D: This is an outline of the stats for your job. If you need to bump up your render's priority while it is in the farm, you can change the Job Priority here.
You may find that certain nodes are causing issues for your renders. You can tell which node is rendering which frames by hovering over the node on the right of the screen. We have three main clusters of rendering machines. Their names are buzz, jessie, and woody. Sometimes a certain node can be malfunctioning, and you may not want your render jobs going to that node. You can restrict this node from rendering by turning on NIMBY. By clicking on the button (B) that takes you to the render nodes, you can see a list of all the render nodes.
By right clicking on a node, you can turn NIMBY on, and this will not allow this node to render any job that gets sent to the farm.
Once you've sent a job out, it's also possible to control it within the Tractor Monitor. There are several possible actions to take once your job is on the farm. If you right click on a job on the farm, the following menu will appear:
Pause New Task Launches will stop the render farm from picking up any new nodes within an already active job. This can be useful if you're sending out a large job, and want to force the farm to pace itself by preventing it from starting on new frames until it has finished previous ones.
Restart Job will stop the currently active job, and restart it from the beginning. This is sometimes a good idea to try if you're noticing errors occurring on the farm.

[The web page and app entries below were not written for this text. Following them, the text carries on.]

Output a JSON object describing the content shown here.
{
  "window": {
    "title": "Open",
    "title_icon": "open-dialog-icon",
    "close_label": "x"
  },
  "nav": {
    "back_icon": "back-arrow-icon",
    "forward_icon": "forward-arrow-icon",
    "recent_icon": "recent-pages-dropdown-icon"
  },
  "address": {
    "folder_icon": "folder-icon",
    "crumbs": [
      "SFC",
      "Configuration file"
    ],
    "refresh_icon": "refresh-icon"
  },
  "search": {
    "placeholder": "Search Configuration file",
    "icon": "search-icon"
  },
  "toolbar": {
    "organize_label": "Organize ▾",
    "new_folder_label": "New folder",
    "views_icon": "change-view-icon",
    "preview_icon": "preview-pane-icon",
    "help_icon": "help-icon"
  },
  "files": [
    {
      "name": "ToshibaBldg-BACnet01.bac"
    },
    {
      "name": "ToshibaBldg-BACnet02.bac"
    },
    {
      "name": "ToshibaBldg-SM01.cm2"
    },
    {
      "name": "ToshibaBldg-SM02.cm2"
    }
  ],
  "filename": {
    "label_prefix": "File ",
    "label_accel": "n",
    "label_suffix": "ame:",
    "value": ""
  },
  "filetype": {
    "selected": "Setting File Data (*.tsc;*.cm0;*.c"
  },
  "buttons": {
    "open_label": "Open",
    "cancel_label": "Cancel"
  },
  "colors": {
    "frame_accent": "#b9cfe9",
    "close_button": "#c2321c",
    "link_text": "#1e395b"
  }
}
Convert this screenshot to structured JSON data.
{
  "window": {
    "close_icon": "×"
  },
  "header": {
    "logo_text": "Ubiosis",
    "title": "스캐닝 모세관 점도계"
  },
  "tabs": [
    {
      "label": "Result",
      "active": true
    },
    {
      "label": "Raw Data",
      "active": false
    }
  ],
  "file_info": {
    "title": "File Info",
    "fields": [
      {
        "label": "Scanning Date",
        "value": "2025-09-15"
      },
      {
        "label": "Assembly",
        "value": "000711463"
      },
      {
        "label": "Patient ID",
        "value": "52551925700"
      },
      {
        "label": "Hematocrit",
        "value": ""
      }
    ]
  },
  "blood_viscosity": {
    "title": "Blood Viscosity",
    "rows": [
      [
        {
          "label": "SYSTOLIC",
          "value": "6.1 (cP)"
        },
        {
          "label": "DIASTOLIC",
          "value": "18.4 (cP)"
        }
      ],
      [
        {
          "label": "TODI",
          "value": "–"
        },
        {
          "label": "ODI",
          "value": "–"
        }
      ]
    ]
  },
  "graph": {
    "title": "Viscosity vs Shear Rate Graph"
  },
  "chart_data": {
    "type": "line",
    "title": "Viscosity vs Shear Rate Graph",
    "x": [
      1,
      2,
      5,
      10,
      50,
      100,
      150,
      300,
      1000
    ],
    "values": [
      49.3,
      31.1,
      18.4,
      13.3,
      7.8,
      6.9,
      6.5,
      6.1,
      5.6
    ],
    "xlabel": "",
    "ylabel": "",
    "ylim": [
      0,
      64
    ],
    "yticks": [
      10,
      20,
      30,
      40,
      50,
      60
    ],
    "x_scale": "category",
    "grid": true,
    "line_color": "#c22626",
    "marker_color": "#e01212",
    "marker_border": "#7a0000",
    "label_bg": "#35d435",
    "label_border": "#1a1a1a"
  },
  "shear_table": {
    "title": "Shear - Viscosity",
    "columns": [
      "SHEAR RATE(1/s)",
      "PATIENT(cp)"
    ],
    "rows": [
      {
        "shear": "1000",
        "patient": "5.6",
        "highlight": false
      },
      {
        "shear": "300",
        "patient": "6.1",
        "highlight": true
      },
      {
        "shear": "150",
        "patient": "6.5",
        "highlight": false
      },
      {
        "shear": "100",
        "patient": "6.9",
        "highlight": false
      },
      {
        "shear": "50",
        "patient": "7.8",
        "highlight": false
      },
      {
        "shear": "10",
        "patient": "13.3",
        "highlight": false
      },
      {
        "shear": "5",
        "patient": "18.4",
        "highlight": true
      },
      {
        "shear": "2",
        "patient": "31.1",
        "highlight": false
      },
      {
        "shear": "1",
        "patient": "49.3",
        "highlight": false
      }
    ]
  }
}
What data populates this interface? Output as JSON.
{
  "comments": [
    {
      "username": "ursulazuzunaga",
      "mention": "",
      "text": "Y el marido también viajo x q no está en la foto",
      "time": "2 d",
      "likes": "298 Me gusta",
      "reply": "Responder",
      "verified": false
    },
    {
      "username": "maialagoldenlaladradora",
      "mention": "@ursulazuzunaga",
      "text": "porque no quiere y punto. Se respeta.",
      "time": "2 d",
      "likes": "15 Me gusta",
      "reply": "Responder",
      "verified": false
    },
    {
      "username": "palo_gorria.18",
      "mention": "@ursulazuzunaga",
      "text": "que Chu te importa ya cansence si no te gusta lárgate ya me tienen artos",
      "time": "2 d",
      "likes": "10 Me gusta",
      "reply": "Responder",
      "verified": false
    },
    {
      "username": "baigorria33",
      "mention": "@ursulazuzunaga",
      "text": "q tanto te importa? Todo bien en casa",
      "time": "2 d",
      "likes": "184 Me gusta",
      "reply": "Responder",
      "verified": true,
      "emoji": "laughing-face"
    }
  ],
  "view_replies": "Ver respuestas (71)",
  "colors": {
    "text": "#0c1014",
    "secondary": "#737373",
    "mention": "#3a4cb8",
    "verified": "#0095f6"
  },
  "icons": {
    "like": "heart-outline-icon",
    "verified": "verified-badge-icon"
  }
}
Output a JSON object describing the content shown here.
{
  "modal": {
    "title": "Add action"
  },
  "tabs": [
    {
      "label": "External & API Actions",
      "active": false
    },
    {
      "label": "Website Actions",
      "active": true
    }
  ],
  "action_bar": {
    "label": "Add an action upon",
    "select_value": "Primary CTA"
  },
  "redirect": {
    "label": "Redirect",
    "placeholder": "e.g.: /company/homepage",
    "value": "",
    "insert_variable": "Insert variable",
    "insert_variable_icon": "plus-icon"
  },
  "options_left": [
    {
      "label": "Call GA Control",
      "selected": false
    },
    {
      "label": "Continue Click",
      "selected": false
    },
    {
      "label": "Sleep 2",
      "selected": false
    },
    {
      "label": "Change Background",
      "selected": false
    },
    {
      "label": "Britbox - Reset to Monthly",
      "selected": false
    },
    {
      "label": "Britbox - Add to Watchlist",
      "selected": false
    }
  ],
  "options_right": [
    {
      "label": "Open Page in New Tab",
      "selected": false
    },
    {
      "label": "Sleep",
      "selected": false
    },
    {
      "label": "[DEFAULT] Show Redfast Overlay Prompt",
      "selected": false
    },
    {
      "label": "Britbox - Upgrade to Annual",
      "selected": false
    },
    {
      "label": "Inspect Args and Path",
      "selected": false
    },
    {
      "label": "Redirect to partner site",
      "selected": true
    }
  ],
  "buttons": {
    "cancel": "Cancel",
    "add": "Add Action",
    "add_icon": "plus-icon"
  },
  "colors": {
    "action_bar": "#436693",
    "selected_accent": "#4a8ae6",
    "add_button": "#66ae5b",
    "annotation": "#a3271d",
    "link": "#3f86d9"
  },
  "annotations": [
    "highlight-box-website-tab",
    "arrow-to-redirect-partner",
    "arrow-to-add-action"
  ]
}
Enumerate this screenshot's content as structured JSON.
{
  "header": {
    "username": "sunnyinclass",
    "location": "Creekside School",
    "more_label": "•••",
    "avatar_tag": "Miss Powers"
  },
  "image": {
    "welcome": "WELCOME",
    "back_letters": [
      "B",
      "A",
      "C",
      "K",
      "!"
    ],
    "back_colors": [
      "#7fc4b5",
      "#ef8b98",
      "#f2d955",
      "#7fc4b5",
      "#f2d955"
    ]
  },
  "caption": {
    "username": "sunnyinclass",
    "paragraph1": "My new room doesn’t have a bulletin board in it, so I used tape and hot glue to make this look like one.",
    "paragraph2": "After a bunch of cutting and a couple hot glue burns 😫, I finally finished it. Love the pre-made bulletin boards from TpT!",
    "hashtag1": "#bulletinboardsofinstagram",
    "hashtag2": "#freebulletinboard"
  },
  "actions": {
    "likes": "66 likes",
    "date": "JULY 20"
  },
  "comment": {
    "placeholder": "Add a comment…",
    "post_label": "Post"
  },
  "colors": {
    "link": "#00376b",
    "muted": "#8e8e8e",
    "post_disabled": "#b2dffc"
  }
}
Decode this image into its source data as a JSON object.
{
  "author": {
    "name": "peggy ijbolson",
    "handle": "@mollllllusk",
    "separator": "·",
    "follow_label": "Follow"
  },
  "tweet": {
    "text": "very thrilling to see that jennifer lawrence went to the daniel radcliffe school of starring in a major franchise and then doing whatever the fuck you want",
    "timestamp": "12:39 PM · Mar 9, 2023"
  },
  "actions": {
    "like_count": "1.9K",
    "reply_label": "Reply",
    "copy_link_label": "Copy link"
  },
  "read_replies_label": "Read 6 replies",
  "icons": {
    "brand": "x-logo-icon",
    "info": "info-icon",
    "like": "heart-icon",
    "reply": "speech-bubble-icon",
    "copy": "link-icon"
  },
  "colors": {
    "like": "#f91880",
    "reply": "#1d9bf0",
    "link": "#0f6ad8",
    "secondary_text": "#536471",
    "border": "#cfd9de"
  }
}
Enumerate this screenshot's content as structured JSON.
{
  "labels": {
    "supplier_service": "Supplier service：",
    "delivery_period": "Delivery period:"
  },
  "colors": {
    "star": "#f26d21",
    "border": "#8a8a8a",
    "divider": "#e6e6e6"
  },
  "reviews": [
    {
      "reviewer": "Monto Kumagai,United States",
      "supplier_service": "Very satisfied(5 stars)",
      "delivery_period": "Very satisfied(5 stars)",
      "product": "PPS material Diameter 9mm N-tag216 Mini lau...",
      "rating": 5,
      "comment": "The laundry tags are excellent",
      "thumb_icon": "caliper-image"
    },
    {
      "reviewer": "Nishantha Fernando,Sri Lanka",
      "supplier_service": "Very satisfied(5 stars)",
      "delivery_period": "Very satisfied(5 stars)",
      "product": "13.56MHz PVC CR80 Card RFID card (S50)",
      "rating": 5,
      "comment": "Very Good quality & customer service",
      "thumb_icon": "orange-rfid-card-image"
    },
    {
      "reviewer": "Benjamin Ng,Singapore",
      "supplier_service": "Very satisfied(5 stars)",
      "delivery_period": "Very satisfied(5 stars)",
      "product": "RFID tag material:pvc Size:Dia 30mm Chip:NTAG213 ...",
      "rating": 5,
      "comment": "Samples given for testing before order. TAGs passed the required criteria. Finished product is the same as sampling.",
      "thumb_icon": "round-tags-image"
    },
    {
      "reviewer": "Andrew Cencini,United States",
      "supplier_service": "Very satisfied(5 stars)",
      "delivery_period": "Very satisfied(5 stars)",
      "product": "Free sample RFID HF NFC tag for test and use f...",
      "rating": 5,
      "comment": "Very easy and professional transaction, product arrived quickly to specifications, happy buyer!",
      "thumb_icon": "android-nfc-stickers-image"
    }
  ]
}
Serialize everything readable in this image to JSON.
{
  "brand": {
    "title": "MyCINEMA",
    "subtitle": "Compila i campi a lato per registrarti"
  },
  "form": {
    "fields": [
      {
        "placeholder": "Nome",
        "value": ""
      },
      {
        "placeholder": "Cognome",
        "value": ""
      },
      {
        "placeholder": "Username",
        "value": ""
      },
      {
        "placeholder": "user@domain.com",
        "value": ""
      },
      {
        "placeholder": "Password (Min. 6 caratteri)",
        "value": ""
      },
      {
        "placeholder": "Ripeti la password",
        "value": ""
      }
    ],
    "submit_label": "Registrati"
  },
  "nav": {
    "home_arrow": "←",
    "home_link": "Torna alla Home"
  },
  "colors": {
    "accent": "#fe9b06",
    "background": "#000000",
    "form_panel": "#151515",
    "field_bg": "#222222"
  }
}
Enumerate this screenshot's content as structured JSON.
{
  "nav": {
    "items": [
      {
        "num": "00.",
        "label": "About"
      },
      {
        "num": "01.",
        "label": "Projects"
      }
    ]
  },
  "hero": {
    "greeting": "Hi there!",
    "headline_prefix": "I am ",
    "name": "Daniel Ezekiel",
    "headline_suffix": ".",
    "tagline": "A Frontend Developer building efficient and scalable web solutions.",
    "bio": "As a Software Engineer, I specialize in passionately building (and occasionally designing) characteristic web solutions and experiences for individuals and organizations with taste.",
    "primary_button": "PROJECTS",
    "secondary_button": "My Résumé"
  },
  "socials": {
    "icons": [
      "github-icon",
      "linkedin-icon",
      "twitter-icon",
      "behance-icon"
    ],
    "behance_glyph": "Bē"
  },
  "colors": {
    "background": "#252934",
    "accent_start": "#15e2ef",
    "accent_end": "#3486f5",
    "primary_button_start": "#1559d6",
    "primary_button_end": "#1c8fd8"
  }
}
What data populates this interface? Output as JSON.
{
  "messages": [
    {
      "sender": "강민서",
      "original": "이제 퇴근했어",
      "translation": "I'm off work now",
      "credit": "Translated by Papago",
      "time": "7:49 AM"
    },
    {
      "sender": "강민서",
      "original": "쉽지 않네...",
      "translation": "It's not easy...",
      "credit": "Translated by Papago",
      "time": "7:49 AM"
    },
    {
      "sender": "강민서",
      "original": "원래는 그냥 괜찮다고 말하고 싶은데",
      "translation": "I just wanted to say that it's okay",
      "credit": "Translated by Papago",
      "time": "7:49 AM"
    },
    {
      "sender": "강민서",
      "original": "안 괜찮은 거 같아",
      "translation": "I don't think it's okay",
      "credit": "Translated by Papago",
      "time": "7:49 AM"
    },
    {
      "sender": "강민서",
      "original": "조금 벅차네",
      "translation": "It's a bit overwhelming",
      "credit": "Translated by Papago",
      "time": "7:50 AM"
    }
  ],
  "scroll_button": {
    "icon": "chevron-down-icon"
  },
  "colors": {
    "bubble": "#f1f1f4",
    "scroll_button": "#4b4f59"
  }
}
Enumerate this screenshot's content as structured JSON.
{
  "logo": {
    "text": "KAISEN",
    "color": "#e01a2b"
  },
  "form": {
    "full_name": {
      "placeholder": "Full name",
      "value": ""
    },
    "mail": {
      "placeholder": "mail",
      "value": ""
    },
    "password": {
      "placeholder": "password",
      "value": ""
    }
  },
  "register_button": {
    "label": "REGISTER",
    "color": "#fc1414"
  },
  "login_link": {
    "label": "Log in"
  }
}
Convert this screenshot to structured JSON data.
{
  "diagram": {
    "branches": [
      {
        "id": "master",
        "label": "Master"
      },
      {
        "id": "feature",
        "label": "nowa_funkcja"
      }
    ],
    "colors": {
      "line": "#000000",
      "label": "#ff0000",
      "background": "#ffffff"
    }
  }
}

Archive (Delete) Job will delete the job from the farm. Sometimes this is necessary to do if a job is taking too long and using up all the render machines so other jobs can't get through.